The setting of Richard Crashaw’s ‘Come Love, come Lord’ breathes that spirit of mystical remoteness later to inform (on a wider canvas) A Pastoral Symphony—a perception of
The silence that is in the starry sky,
The sleep that is among the lonely hills.
The finale, ‘Evening Hymn’ (a translation from the Greek by the then Poet Laureate, Robert Bridges), is a brilliant contrapuntal tour de force whose not least remarkable feature is its pre-echoes (in its seven-note bell-like basso ostinato) of Holst’s Hymn of Jesus, composed in 1917. There are two themes—the ‘bells’ and a viola tune, soon taken up by the tenor—but the distinctions between them quickly become blurred as the hymn gains in warmth, intensity and complexity.
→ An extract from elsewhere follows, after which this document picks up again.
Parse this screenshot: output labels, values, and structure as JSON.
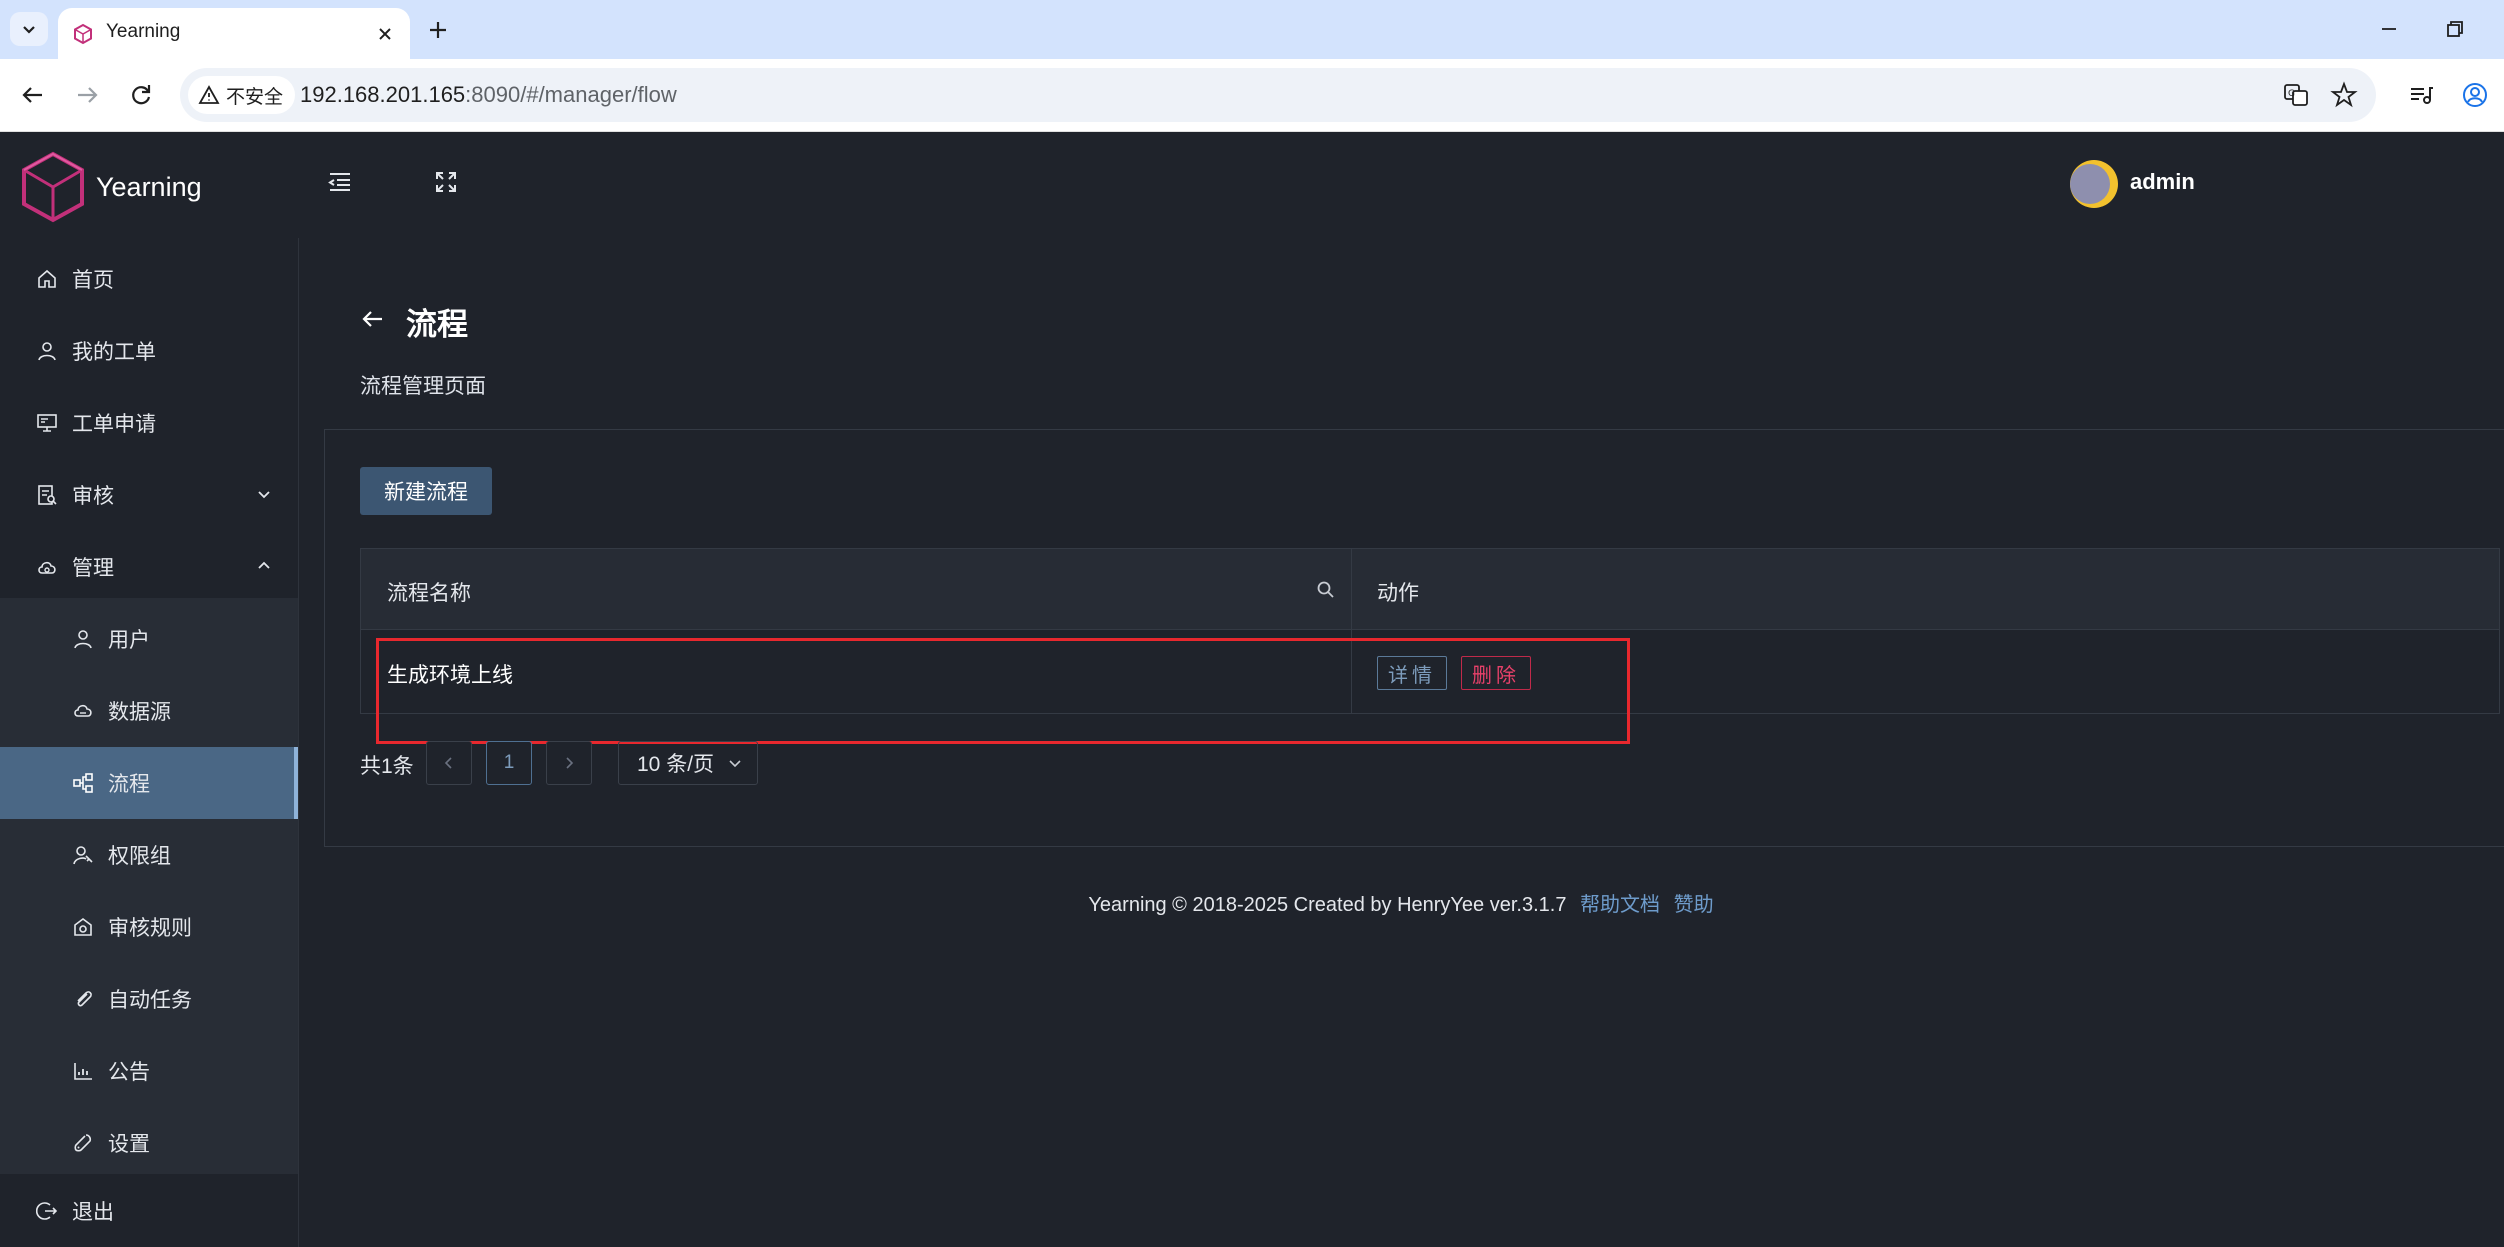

In a long-drawn fade-out it is the bells that have the last word.
from notes by Christopher Palmer © 1993
|Vaughan Williams: Choral Works|
Issued to mark the fiftieth anniversary of Vaughan Williams’s death, this collection is tantalizing: it starts with one of the best-selling discs in the catalogue, the Serenade to Music, and includes such favourites as the Five Mystical Songs and The ...» More
|Vaughan Williams: Dona nobis pacem & other works|
'An enticing VW collection whose attractions are enhanced by Christopher Palmer's typically illuminating booklet notes' (Gramophone)
'Sit back and enjoy this VW concert of uncommon power and beauty … another luscious plum in the Hyperion catalogue' (Soundscapes, Australia)» More